Segment Start: Available data
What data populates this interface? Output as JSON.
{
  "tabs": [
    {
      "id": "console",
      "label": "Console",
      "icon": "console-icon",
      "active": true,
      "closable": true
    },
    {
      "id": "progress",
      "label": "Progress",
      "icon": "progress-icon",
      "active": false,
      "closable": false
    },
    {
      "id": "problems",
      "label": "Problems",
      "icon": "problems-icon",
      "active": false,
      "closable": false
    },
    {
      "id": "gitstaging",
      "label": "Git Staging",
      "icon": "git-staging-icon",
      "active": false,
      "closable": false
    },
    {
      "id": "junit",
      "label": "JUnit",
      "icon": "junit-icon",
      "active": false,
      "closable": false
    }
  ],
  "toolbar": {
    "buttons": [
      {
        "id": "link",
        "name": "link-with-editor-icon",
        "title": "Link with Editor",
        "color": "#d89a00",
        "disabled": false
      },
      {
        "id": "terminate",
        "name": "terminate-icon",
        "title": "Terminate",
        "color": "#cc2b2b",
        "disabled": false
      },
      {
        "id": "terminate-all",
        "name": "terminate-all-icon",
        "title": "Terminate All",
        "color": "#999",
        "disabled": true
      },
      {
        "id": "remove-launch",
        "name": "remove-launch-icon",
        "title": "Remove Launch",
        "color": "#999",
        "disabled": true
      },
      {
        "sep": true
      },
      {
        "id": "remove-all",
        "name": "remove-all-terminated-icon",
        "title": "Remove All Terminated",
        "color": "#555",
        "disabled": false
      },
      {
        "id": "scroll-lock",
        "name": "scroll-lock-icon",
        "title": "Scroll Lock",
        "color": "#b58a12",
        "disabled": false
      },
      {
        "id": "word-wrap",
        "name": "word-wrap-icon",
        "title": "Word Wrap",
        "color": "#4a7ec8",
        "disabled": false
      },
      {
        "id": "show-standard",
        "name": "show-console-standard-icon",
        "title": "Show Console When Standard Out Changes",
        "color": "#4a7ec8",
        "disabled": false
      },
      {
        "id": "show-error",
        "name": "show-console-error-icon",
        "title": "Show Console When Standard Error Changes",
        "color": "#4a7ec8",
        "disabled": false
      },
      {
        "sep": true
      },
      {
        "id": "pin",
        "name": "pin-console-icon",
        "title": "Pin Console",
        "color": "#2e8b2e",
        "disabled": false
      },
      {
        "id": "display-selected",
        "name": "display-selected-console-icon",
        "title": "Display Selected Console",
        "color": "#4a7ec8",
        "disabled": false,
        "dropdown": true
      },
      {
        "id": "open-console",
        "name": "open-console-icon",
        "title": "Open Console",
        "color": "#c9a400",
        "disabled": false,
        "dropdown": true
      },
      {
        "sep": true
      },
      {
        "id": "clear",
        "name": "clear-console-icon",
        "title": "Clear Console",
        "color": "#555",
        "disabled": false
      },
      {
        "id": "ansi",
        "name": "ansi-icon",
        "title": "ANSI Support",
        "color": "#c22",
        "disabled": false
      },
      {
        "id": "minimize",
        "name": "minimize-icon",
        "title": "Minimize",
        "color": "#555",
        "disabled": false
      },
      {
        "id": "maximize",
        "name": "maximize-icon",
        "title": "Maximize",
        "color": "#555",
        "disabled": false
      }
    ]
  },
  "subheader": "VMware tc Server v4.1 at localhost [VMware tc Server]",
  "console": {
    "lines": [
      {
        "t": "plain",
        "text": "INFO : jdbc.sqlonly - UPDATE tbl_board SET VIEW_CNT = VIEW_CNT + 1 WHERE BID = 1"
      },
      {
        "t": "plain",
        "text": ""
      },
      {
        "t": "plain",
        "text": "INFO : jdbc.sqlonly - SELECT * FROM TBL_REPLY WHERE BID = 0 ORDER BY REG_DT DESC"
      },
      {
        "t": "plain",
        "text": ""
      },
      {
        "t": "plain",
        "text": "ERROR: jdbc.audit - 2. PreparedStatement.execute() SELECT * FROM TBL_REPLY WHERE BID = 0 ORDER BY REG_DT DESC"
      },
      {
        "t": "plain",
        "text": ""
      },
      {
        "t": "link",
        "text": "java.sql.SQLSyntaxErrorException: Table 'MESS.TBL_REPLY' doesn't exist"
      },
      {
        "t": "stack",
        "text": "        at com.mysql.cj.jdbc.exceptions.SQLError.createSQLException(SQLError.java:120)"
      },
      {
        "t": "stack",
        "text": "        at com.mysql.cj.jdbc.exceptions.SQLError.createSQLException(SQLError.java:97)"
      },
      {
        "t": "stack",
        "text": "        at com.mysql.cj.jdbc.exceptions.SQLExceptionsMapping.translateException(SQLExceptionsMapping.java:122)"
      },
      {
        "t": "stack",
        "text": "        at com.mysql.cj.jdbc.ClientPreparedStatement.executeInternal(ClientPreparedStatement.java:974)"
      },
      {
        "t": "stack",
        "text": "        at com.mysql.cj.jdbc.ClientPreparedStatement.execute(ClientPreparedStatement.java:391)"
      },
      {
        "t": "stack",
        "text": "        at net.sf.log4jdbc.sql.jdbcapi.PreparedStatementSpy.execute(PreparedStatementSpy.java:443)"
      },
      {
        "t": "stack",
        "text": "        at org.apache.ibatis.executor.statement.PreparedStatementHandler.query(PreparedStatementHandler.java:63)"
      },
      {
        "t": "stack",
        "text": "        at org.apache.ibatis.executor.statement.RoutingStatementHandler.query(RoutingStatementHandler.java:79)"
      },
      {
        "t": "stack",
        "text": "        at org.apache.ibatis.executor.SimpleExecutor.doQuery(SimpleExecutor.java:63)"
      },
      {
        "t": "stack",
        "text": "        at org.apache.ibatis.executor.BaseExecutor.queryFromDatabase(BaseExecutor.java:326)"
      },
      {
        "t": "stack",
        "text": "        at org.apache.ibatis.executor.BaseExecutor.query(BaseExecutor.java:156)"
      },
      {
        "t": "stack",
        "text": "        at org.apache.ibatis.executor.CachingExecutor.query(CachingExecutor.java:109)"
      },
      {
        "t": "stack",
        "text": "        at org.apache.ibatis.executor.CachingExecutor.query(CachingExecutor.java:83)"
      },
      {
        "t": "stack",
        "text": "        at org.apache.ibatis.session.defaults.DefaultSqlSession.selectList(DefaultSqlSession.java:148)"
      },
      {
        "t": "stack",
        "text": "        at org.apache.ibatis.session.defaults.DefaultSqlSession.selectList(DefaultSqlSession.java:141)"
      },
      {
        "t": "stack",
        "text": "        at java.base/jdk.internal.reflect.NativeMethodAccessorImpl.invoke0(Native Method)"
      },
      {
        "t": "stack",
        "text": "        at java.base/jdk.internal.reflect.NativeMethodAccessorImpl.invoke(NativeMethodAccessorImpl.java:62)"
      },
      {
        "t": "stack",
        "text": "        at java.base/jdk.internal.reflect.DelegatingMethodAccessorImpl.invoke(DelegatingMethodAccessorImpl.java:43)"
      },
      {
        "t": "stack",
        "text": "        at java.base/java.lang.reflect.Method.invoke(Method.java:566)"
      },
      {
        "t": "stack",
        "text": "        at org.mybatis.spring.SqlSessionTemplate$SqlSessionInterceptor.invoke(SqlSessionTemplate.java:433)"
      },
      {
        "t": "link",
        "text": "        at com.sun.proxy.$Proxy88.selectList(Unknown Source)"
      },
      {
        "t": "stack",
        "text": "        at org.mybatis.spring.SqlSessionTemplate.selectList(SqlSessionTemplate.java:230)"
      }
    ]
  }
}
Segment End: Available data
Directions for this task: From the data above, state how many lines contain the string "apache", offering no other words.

Response below: 9